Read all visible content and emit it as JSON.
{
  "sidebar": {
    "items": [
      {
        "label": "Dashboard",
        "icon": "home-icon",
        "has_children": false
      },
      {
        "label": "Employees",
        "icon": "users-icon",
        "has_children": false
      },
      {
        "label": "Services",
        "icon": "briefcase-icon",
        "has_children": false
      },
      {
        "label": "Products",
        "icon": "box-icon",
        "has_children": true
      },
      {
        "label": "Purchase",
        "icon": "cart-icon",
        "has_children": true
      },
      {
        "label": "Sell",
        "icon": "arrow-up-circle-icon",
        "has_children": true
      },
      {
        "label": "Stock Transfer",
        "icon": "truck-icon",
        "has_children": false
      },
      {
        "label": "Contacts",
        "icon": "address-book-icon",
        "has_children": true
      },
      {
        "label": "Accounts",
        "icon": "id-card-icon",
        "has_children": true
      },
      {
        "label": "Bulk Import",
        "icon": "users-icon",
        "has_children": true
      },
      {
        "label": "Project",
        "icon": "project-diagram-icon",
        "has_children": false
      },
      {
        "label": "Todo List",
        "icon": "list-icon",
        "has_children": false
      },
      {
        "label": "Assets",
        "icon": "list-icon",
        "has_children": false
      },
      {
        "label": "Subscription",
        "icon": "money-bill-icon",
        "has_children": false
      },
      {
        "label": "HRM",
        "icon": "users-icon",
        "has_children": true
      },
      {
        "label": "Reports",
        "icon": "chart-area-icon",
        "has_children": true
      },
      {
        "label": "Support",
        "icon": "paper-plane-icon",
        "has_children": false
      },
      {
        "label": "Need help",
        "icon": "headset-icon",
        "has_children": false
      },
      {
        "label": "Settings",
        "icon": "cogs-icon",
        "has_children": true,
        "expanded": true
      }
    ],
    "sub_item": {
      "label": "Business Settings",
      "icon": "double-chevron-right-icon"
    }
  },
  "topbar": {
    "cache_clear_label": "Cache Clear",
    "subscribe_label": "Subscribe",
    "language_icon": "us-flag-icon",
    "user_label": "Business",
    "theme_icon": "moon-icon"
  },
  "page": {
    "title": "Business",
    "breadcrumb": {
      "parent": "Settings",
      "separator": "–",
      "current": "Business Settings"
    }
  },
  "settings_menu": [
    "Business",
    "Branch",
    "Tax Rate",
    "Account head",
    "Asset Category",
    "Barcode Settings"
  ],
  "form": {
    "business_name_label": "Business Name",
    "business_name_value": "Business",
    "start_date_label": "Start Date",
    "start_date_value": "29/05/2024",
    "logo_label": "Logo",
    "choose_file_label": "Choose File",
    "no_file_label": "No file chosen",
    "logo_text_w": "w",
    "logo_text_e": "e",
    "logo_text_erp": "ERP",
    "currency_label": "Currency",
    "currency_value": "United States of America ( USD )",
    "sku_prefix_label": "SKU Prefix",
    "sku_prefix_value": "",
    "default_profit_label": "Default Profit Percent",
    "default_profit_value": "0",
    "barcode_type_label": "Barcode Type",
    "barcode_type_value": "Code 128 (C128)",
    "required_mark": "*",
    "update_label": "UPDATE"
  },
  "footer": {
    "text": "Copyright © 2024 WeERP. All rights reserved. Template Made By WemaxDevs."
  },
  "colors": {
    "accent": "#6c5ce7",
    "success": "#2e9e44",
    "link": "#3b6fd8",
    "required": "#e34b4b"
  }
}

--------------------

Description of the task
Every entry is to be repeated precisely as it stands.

Completed task
Read all visible content and emit it as JSON.
{
  "sidebar": {
    "items": [
      {
        "label": "Dashboard",
        "icon": "home-icon",
        "has_children": false
      },
      {
        "label": "Employees",
        "icon": "users-icon",
        "has_children": false
      },
      {
        "label": "Services",
        "icon": "briefcase-icon",
        "has_children": false
      },
      {
        "label": "Products",
        "icon": "box-icon",
        "has_children": true
      },
      {
        "label": "Purchase",
        "icon": "cart-icon",
        "has_children": true
      },
      {
        "label": "Sell",
        "icon": "arrow-up-circle-icon",
        "has_children": true
      },
      {
        "label": "Stock Transfer",
        "icon": "truck-icon",
        "has_children": false
      },
      {
        "label": "Contacts",
        "icon": "address-book-icon",
        "has_children": true
      },
      {
        "label": "Accounts",
        "icon": "id-card-icon",
        "has_children": true
      },
      {
        "label": "Bulk Import",
        "icon": "users-icon",
        "has_children": true
      },
      {
        "label": "Project",
        "icon": "project-diagram-icon",
        "has_children": false
      },
      {
        "label": "Todo List",
        "icon": "list-icon",
        "has_children": false
      },
      {
        "label": "Assets",
        "icon": "list-icon",
        "has_children": false
      },
      {
        "label": "Subscription",
        "icon": "money-bill-icon",
        "has_children": false
      },
      {
        "label": "HRM",
        "icon": "users-icon",
        "has_children": true
      },
      {
        "label": "Reports",
        "icon": "chart-area-icon",
        "has_children": true
      },
      {
        "label": "Support",
        "icon": "paper-plane-icon",
        "has_children": false
      },
      {
        "label": "Need help",
        "icon": "headset-icon",
        "has_children": false
      },
      {
        "label": "Settings",
        "icon": "cogs-icon",
        "has_children": true,
        "expanded": true
      }
    ],
    "sub_item": {
      "label": "Business Settings",
      "icon": "double-chevron-right-icon"
    }
  },
  "topbar": {
    "cache_clear_label": "Cache Clear",
    "subscribe_label": "Subscribe",
    "language_icon": "us-flag-icon",
    "user_label": "Business",
    "theme_icon": "moon-icon"
  },
  "page": {
    "title": "Business",
    "breadcrumb": {
      "parent": "Settings",
      "separator": "–",
      "current": "Business Settings"
    }
  },
  "settings_menu": [
    "Business",
    "Branch",
    "Tax Rate",
    "Account head",
    "Asset Category",
    "Barcode Settings"
  ],
  "form": {
    "business_name_label": "Business Name",
    "business_name_value": "Business",
    "start_date_label": "Start Date",
    "start_date_value": "29/05/2024",
    "logo_label": "Logo",
    "choose_file_label": "Choose File",
    "no_file_label": "No file chosen",
    "logo_text_w": "w",
    "logo_text_e": "e",
    "logo_text_erp": "ERP",
    "currency_label": "Currency",
    "currency_value": "United States of America ( USD )",
    "sku_prefix_label": "SKU Prefix",
    "sku_prefix_value": "",
    "default_profit_label": "Default Profit Percent",
    "default_profit_value": "0",
    "barcode_type_label": "Barcode Type",
    "barcode_type_value": "Code 128 (C128)",
    "required_mark": "*",
    "update_label": "UPDATE"
  },
  "footer": {
    "text": "Copyright © 2024 WeERP. All rights reserved. Template Made By WemaxDevs."
  },
  "colors": {
    "accent": "#6c5ce7",
    "success": "#2e9e44",
    "link": "#3b6fd8",
    "required": "#e34b4b"
  }
}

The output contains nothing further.